"It is ill timed and inappropriate in many ways, so we have no other choice but to protest its airing," Mellas said.
Knox, sentenced to 26 years in prison, and Sollecito, sentenced to 25 years, are appealing their convictions. Guede's appeal has already been rejected, and he was sentenced to 16 years.
Kercher's family was also taken aback by the trailer.
Kercher's father, John Kercher, told the London Sun that Kercher's mother Arline can't bear to watch the preview and he found it upsetting.
"Your imagination runs riot as it is about what happened," John Kercher told the newspaper. "But to actually see it like this is very distressing. The scenes are absolutely horrific.
"It's awful what these film people have done," he said.
"I'm surprised they have gone so far. I was told the original brief of the film was to take it up to the point of the killing but not actually show the killing," the father said.
John Kercher wants the trailer pulled from the Internet.
Arline Kercher is upset by everything about the film.
"I said a few months back I didn't understand why the film was called Amanda Knox when my daughter was the victim," she told the Sun.
John Kercher has lashed out before about the attention that Knox has received. When she began her appeal last year wrote in a British newspaper that he regretted that the woman convicted of killing his daughter had become a "minor celebrity."

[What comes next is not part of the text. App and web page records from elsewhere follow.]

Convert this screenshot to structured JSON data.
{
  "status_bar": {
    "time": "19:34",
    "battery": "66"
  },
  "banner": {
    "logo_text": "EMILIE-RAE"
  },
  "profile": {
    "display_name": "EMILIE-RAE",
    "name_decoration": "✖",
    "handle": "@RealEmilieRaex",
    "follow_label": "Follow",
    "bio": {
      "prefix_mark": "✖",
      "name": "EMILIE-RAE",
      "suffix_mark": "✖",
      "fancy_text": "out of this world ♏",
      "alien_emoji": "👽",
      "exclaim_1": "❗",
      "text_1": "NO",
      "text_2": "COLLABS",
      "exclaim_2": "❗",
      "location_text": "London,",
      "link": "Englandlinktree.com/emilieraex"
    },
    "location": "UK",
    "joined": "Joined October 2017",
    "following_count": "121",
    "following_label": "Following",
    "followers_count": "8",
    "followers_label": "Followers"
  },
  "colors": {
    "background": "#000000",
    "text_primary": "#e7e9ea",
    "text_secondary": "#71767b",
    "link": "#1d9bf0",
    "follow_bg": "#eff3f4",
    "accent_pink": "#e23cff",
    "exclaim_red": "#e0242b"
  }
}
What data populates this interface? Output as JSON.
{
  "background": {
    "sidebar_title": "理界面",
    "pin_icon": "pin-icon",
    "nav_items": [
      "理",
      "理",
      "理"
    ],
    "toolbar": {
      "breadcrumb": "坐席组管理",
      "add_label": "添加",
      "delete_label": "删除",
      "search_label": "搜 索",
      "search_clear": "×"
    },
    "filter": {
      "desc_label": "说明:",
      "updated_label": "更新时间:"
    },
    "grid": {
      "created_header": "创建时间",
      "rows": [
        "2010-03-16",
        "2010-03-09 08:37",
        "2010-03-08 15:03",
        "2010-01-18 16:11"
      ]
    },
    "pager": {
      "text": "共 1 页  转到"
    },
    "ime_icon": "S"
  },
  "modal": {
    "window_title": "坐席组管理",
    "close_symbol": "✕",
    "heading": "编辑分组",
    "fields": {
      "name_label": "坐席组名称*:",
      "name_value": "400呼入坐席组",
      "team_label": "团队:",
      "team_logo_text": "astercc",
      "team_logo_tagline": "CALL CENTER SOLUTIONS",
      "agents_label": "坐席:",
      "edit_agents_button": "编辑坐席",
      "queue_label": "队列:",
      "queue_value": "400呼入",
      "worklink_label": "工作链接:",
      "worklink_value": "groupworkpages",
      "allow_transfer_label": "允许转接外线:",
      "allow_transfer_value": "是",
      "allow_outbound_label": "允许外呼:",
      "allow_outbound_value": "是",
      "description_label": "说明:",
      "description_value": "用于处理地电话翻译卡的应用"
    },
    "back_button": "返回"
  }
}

Besides the movie, several books have been written about Knox. The Lifetime move is airs on February 21st in the United States.